Hunters more than anybody realize how tough the late winter can be for whitetails. Deer in the upper Midwest, northern states, and Canada, can have massive amounts of snowfall to try and navigate through and are often forced to exert a lot of energy to find whatever food is available. Reliable food sources are few and far between and many deer consume a lot of low quality, hard to digest, woody brush in the late winter.
- Providing supplemental feed in a free choice trough style feeder is a great way to relieve some of the physical stress on a whitetail’s body. Record Rack makes a product called Golden Deer Nuggets that has a great ratio of fats, carbohydrates, and protein to help deer recover from the rut and get them headed into the spring in top health. I have found deer utilize this just as much as corn and it has a much better nutritional content.
- Deer that enter the spring in top physical shape, rather than having to repair and play catch up, have their best chance of reaching their genetic potential. Does will have healthier fawns and bucks can have a head start on that next set of antlers when they have a steady nutritional late season food source.
- Keeping trail cameras up and going on supplemental feeders can show you what bucks have made it through the hunting season as well as showing you when and where they may be dropping their sheds.
- Feeders also attract numerous other critters during the winter, many of these are nest predators such as raccoons, opposums, skunks. With these unwanted egg snatchers coming to a steady food source, it makes it a great place to have traps out to knock down their numbers and helping out your turkey population.
This tip is courtesy of the GameKeepers Field Notes, a weekly wildlife and land management email newsletter produced by the Mossy Oak GameKeepers.
A GameKeeper by definition is someone who truly loves AND lives the land, the critters and nature…not just during hunting season but all the time. A GameKeeper wants to be outdoors every day and work the dirt while living their personal “obsession”.
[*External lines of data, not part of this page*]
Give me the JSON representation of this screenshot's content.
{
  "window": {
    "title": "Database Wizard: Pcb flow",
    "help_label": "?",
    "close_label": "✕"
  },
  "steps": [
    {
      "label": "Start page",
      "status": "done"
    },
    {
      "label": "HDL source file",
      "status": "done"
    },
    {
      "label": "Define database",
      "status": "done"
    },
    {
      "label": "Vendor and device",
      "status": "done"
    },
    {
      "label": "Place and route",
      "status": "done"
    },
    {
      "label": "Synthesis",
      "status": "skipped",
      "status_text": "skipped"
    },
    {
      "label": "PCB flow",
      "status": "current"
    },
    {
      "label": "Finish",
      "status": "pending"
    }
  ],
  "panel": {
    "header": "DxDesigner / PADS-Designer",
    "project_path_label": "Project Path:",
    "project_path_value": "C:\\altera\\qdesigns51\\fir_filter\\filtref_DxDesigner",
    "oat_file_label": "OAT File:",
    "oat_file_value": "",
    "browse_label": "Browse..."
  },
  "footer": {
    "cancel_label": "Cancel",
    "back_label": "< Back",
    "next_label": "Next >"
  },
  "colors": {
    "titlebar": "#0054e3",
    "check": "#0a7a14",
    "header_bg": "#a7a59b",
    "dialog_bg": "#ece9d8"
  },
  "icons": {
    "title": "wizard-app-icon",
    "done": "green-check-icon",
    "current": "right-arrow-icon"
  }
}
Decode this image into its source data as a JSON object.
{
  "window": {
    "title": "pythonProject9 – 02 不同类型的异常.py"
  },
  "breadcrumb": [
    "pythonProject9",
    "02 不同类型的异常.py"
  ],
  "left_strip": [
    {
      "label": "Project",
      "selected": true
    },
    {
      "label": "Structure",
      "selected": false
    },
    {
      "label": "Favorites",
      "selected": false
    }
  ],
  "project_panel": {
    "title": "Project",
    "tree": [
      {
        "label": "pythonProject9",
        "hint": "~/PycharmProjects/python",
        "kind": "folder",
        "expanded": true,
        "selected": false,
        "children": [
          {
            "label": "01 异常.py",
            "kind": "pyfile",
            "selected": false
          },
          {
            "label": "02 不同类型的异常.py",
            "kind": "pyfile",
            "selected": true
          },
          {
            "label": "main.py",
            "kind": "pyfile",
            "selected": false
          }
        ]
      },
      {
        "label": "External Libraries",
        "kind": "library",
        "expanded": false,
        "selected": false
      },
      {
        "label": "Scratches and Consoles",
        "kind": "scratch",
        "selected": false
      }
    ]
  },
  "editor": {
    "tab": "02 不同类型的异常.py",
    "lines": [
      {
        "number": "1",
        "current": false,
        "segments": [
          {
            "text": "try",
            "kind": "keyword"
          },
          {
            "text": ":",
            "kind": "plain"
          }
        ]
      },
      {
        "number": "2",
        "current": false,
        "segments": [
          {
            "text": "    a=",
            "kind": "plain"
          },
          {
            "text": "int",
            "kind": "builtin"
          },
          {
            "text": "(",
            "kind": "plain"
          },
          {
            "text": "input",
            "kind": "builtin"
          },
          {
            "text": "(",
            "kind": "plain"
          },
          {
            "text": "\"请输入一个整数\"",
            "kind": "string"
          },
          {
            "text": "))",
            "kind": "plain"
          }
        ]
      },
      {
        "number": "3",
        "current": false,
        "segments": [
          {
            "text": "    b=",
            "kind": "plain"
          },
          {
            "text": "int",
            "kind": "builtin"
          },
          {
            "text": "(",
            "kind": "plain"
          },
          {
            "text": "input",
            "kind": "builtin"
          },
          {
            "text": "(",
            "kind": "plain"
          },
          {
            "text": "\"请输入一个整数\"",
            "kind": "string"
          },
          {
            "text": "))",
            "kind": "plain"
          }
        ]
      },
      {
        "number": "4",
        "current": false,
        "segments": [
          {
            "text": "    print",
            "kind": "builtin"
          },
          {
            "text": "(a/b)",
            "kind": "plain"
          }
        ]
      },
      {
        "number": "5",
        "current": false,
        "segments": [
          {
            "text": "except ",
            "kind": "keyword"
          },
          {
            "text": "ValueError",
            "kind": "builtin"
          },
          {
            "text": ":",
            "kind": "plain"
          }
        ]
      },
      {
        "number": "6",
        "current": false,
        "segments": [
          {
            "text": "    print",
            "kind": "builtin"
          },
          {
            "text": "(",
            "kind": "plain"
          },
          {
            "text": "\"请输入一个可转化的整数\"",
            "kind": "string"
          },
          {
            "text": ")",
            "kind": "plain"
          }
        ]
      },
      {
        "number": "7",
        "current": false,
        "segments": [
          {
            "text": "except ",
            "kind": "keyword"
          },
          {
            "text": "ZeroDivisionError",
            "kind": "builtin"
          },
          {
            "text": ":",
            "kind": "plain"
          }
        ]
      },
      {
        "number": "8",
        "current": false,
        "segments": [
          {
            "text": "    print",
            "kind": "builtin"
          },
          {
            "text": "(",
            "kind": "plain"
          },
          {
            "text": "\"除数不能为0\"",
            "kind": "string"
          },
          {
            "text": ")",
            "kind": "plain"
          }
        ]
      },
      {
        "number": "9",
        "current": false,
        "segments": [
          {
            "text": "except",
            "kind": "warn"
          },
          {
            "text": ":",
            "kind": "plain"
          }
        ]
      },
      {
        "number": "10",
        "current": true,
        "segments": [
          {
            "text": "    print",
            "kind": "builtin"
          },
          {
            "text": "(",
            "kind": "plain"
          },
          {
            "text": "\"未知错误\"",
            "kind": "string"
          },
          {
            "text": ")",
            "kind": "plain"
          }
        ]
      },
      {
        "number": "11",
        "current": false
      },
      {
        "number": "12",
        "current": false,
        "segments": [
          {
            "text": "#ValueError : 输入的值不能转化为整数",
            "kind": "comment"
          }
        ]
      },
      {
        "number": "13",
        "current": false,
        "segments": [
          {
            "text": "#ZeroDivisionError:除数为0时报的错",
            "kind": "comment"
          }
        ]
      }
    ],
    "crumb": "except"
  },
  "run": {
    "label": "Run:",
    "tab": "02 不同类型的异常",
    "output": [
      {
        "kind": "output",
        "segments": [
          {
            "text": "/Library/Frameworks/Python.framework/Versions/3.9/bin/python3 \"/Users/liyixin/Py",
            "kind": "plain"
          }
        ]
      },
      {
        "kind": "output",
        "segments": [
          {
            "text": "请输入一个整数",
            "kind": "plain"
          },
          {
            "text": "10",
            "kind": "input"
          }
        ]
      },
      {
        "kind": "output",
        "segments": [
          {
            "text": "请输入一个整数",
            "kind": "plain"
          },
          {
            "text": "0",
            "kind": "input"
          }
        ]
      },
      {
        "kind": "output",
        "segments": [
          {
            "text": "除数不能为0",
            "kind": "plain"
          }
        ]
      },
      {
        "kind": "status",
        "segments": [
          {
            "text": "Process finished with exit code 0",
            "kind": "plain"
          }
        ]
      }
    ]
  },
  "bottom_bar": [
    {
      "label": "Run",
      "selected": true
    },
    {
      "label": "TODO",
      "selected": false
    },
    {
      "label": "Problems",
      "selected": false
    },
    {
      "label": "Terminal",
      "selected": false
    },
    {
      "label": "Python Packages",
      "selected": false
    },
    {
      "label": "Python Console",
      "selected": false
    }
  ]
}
Find out more about what makes a GameKeeper by visiting our website.